TASK -> Copy out all lines from the material that contain the string "screenshot".

INPUT FOR THIS TASK ->
=-=-=-=-=

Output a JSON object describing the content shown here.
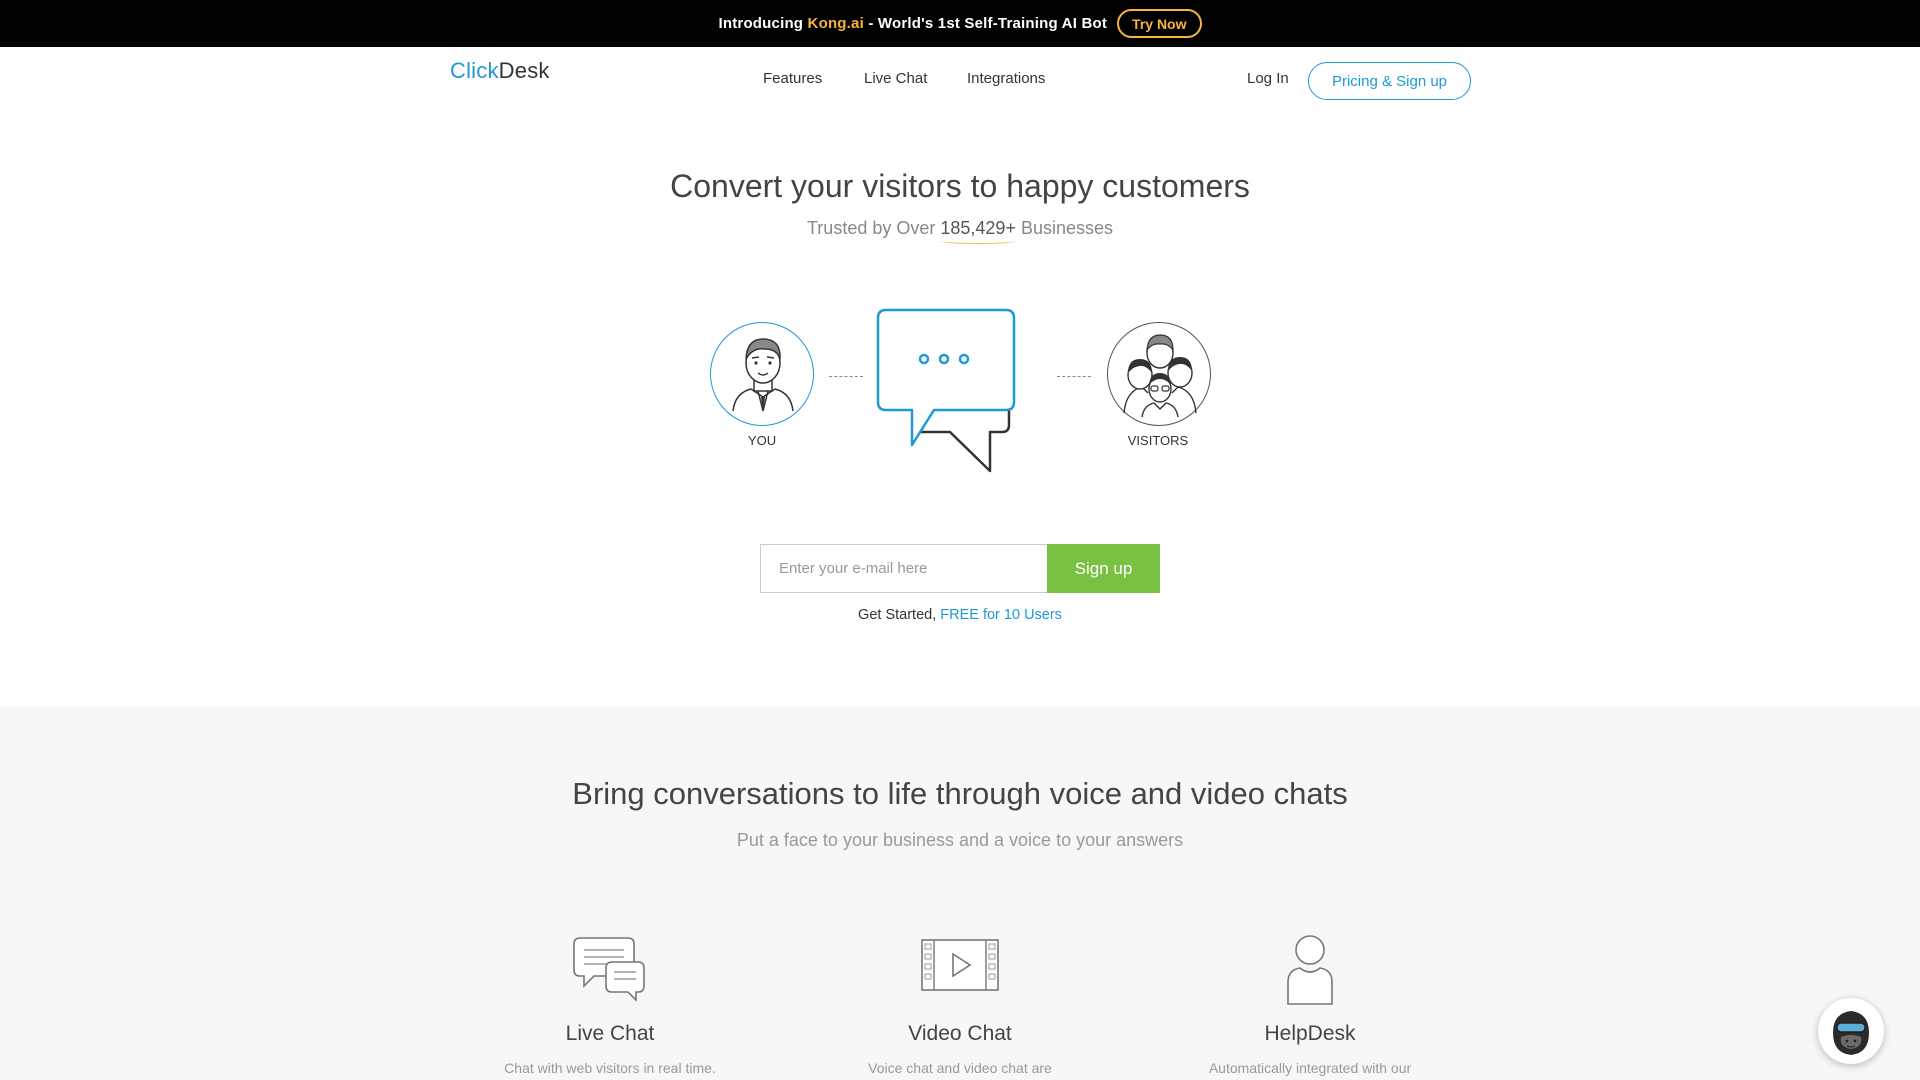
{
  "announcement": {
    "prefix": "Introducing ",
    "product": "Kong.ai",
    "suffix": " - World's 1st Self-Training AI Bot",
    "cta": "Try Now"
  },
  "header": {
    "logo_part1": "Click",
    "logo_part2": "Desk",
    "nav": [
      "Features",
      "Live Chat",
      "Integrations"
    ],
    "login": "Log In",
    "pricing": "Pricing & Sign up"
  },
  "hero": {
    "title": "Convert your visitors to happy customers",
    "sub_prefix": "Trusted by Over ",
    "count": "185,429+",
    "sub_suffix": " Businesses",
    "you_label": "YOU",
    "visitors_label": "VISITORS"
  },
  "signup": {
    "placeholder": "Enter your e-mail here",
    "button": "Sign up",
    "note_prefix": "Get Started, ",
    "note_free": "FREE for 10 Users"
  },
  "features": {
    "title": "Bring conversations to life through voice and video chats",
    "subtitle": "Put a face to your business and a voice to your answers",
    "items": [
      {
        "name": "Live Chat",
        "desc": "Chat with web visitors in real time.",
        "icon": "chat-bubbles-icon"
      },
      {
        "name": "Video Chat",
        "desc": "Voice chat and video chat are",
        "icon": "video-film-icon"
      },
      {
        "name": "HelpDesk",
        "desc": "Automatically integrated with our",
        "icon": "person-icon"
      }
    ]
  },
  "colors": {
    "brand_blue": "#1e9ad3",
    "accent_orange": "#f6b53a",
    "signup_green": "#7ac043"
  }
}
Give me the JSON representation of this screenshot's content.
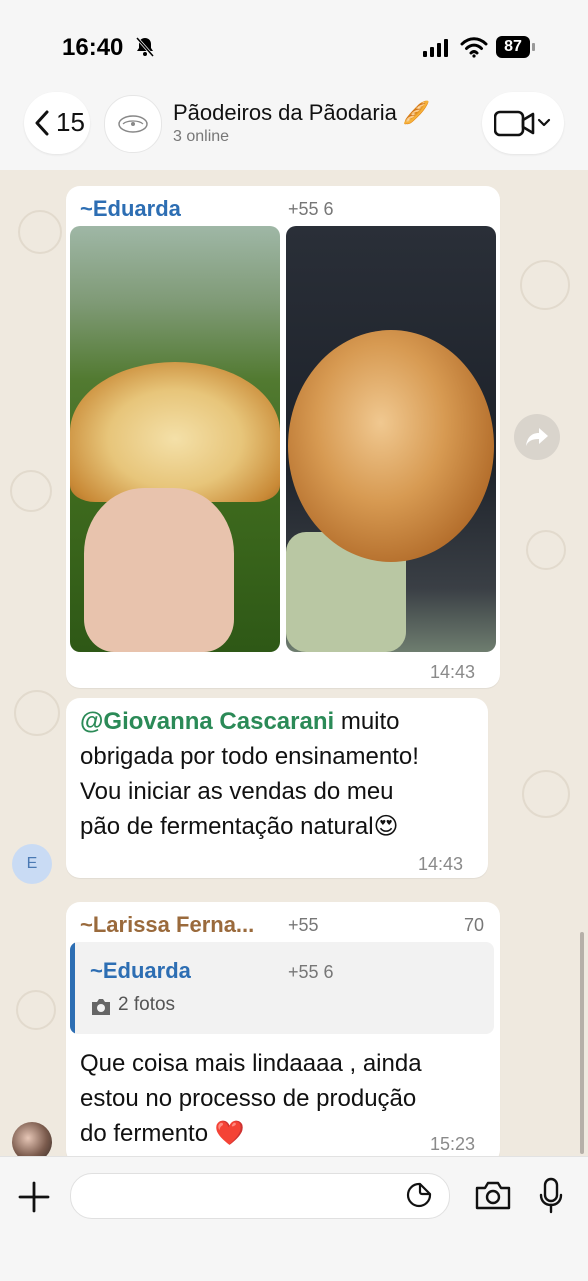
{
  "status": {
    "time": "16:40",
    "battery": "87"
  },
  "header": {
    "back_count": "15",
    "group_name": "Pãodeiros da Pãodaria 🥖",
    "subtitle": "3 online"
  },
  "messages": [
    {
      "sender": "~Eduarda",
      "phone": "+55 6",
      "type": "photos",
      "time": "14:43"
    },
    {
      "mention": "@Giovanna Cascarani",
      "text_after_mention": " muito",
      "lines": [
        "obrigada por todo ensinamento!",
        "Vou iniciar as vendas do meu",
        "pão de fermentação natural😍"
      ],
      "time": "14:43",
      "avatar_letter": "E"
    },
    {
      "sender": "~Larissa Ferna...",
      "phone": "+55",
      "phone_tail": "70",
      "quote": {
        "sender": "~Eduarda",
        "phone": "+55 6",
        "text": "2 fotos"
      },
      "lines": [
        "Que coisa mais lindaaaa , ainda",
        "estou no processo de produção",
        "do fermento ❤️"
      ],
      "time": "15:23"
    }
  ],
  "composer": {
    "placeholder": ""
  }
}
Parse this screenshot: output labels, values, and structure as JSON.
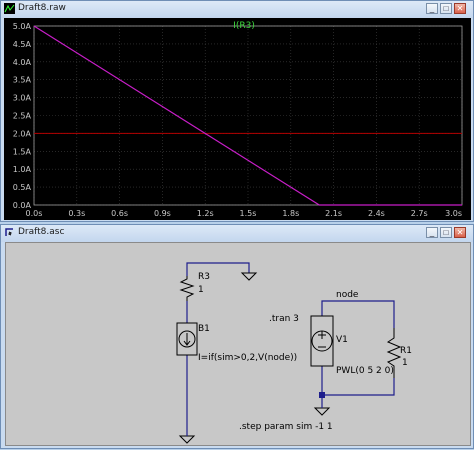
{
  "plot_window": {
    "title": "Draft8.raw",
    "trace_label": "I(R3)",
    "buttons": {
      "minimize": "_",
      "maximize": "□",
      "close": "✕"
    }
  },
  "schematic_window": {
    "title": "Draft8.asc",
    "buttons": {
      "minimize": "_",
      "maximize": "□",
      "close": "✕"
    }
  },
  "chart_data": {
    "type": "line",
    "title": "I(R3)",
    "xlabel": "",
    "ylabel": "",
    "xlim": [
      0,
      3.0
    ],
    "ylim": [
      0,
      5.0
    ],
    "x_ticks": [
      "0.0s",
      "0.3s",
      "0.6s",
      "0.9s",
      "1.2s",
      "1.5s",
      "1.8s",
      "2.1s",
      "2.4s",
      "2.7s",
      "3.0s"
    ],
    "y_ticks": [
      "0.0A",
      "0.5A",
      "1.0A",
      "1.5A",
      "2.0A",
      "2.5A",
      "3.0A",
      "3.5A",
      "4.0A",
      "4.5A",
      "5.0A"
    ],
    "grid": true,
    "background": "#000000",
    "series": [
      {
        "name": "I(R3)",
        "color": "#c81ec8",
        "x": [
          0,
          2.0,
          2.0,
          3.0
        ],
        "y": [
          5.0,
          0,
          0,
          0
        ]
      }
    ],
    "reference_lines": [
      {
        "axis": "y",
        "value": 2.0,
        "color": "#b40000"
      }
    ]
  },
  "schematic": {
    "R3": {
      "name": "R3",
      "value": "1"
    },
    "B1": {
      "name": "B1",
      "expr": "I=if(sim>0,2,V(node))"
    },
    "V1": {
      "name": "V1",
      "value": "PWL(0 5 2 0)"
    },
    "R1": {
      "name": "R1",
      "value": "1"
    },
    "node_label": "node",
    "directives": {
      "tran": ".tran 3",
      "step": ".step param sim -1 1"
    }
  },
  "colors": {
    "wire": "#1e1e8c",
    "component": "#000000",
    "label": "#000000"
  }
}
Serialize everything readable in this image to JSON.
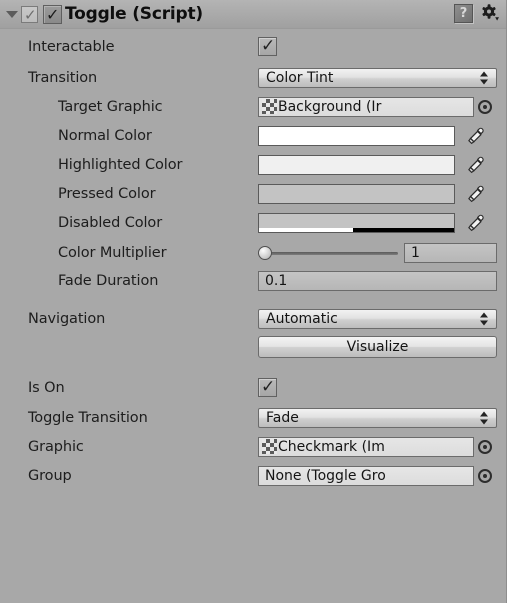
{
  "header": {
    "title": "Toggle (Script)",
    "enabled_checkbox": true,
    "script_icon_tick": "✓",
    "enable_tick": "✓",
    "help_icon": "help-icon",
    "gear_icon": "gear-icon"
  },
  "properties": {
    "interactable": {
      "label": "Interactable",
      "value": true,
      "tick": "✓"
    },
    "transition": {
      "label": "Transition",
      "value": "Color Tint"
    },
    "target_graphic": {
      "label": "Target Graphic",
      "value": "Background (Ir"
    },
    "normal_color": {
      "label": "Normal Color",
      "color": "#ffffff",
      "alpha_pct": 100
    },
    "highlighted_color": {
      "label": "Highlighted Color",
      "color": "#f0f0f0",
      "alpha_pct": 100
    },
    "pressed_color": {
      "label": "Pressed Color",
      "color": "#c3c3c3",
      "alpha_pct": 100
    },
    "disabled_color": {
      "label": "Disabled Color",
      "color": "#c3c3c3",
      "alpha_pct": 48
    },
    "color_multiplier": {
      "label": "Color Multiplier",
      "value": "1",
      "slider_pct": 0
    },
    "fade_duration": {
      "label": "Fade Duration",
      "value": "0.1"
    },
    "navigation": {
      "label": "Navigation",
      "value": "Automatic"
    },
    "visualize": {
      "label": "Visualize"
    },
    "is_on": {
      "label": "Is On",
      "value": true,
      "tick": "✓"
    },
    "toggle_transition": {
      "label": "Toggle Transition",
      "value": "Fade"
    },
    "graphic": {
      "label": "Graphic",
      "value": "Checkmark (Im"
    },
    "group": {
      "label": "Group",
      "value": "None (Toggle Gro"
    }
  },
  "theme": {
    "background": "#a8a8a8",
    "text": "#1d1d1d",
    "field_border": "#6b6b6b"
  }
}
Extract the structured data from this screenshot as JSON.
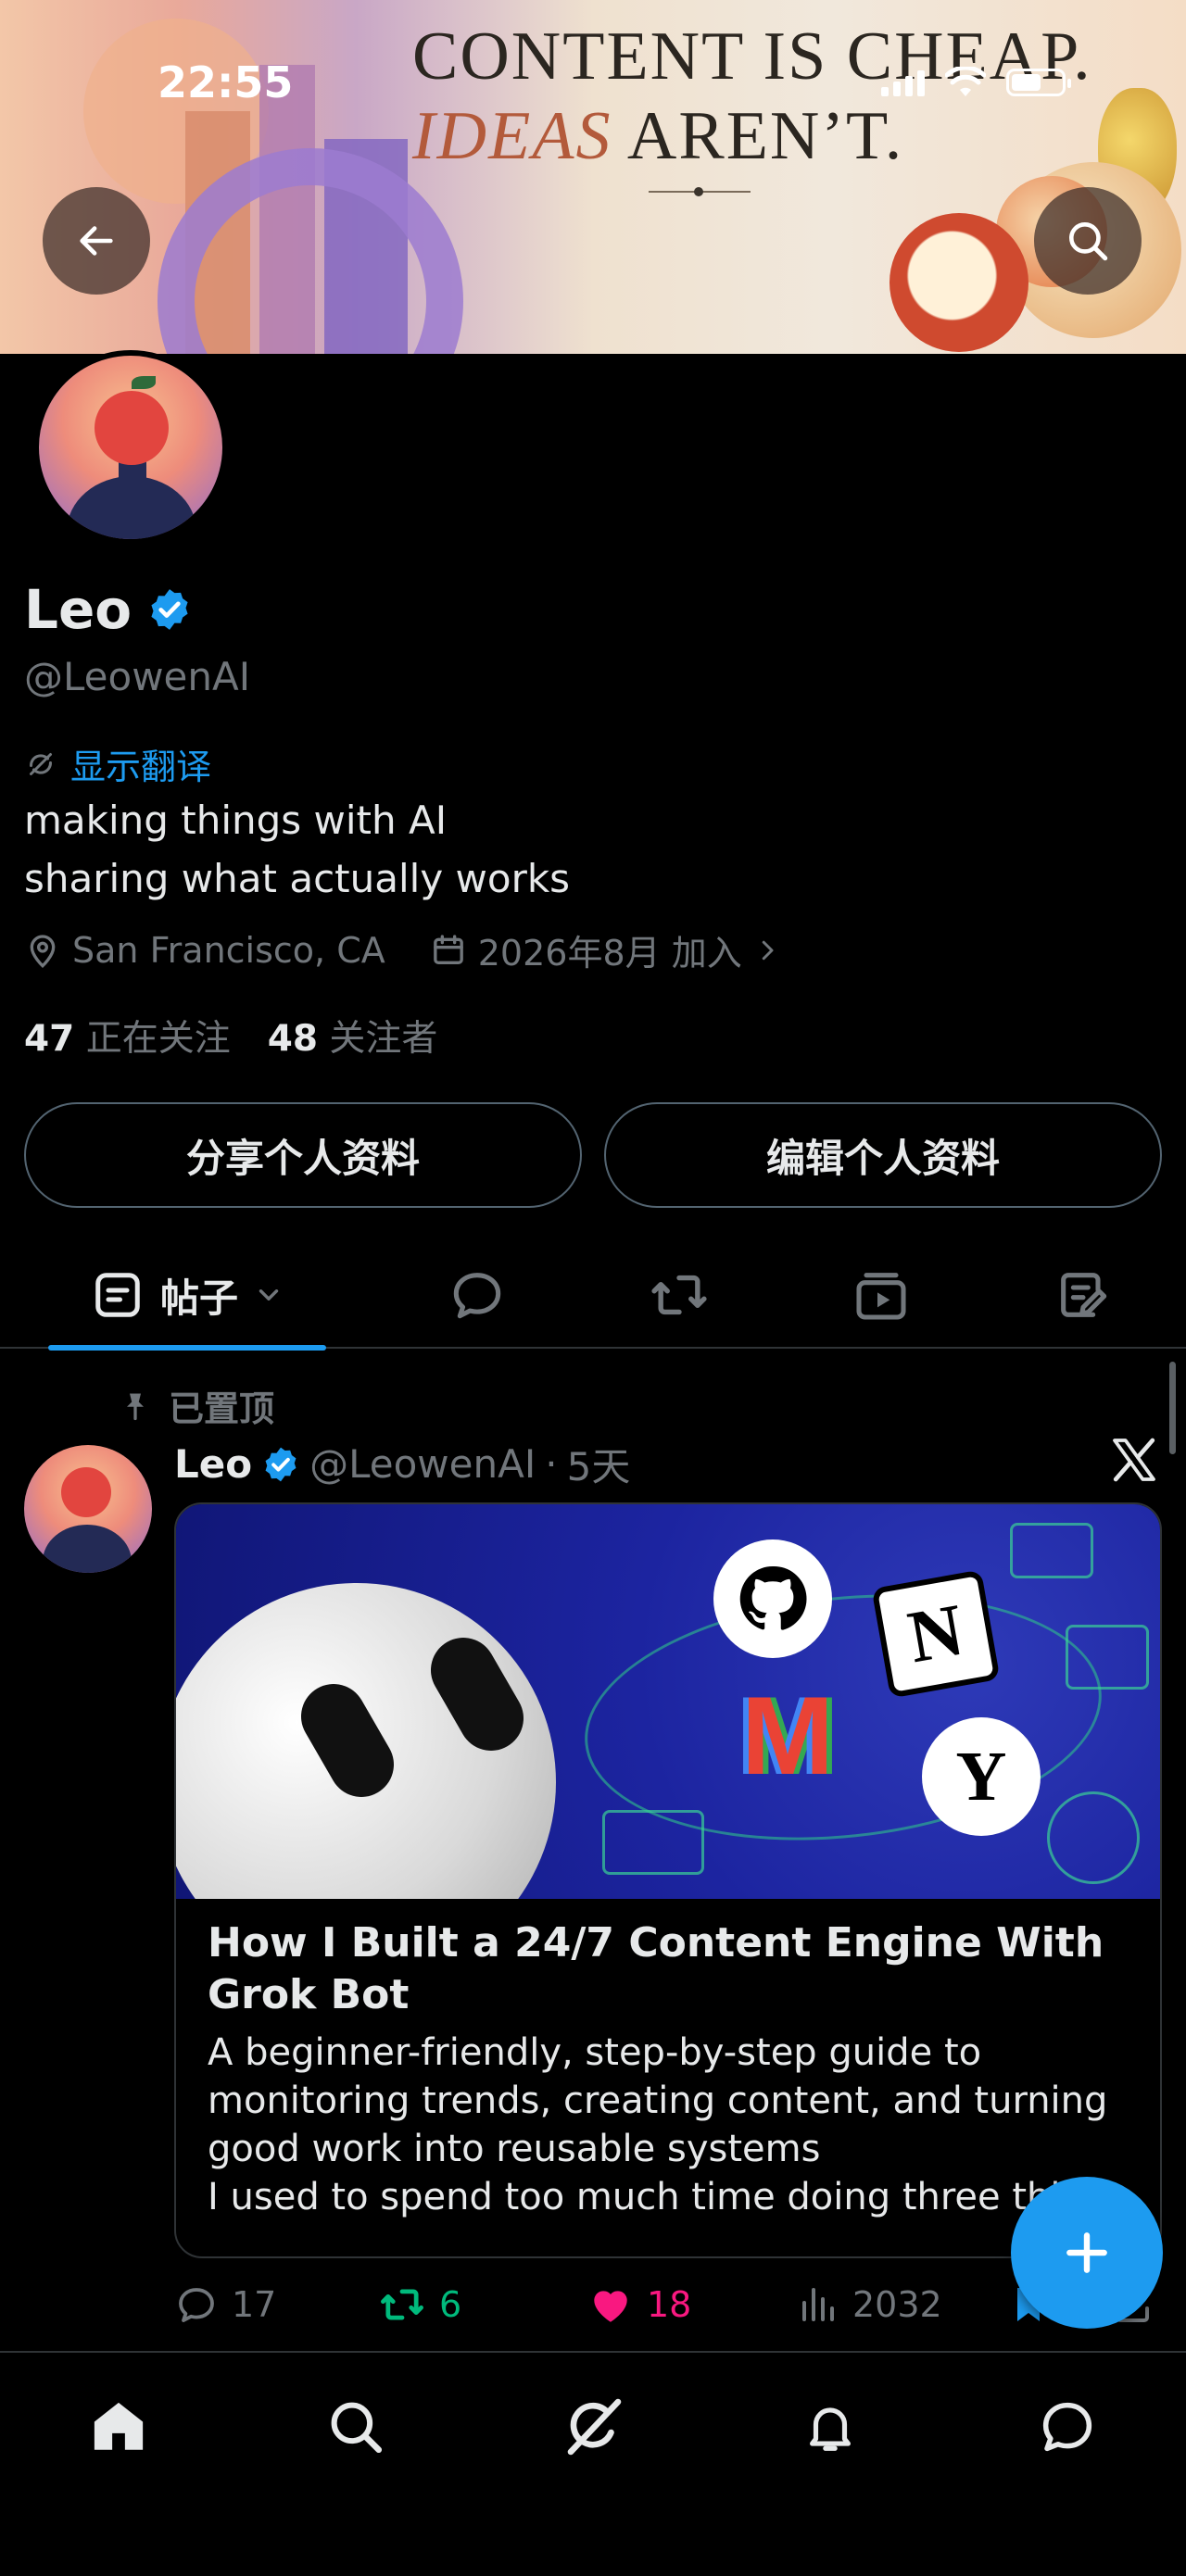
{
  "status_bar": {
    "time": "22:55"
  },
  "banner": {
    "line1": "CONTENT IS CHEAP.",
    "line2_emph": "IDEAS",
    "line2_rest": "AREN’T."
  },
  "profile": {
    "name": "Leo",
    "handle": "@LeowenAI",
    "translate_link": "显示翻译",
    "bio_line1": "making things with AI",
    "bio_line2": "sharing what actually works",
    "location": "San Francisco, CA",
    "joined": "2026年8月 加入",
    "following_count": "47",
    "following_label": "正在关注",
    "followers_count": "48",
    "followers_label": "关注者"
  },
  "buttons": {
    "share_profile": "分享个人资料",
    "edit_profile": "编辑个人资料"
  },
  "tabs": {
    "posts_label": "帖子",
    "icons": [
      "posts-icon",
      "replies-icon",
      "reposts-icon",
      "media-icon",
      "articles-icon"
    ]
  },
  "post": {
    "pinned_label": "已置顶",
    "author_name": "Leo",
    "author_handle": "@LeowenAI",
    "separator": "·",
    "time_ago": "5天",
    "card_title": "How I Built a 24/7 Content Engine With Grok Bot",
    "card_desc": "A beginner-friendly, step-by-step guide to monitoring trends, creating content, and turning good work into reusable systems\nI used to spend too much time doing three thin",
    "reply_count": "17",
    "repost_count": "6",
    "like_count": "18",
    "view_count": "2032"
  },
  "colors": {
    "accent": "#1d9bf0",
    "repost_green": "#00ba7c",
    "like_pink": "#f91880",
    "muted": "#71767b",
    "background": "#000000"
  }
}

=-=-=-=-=

RESULT FOR THIS EXERCISE ->
Give me the JSON representation of this screenshot's content.
Parse this screenshot: output labels, values, and structure as JSON.
Extract the structured data from this screenshot as JSON.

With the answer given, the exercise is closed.